“I don’t have any issue with whatever he does. He’s not one I’m worried about,” Minasian said. “He knows what he needs to do to get ready for the season. I know when the bell rings, he’ll be ready to go. There’s a comfort and trust to that.”

The Angels’ offseason moves, their future owner and the team’s performance will all be under the microscope as the two-way Japanese superstar begins his final season before hitting free agency.

Ohtani agreed to a $30 million contract for next season in September. After winning the AL MVP award in 2021, Ohtani finished second to New York Yankees slugger Aaron Judge after going 15-9 with a 2.33 ERA on the mound and batting .273 with 34 home runs and 95 RBIs.

Despite Arte Moreno putting the team up for sale, the Angels have been proactive since the season ended. They acquired outfielder Hunter Renfroe from the Milwaukee Brewers and infielder Gio Urshela from the Minnesota Twins. They upgraded the rotation by signing Tyler Anderson and added to the bullpen with Carlos Estevez.

Minasian said the message from ownership has been business as usual.

“I know we’ve spent more money, I guess. But I mean nothing’s been drastically different for me. I think there have been more things that have presented themselves that made sense, compared maybe in previous offseasons, where we were and what we were trying to do,” Minasian said.

Commissioner Rob Manfred said on Tuesday that multiple groups have expressed interest in the Angels with a possibility that a sale could be completed by opening day.

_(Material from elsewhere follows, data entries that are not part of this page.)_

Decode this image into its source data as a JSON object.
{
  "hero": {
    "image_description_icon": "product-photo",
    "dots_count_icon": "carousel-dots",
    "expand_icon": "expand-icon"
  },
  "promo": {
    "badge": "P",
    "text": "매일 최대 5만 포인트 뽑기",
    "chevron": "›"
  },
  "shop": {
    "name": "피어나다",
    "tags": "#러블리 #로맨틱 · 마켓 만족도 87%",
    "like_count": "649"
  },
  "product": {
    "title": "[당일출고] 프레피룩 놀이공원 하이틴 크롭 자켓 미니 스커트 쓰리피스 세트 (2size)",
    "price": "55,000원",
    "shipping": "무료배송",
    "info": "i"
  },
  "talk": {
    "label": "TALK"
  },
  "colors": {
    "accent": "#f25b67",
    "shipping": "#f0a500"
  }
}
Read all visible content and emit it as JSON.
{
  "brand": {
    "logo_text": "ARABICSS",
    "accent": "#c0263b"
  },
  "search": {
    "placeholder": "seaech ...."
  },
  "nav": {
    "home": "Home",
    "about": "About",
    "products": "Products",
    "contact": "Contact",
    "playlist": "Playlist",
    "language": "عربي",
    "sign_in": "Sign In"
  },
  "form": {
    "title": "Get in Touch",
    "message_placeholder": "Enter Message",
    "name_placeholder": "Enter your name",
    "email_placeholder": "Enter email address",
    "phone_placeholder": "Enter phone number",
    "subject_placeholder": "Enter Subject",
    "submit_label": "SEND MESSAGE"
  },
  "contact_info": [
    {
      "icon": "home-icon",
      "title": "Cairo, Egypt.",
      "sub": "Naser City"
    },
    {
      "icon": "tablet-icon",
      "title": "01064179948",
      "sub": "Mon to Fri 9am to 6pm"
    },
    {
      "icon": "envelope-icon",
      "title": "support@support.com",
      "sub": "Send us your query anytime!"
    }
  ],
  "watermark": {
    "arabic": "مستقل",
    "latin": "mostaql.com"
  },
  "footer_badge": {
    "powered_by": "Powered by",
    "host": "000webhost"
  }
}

Manager Phil Nevin also is on a one-year deal as the Angels try to end a string of seven consecutive losing seasons and eight consecutive years out of the postseason after going 73-89 this past season. Both are the longest active skids in the majors.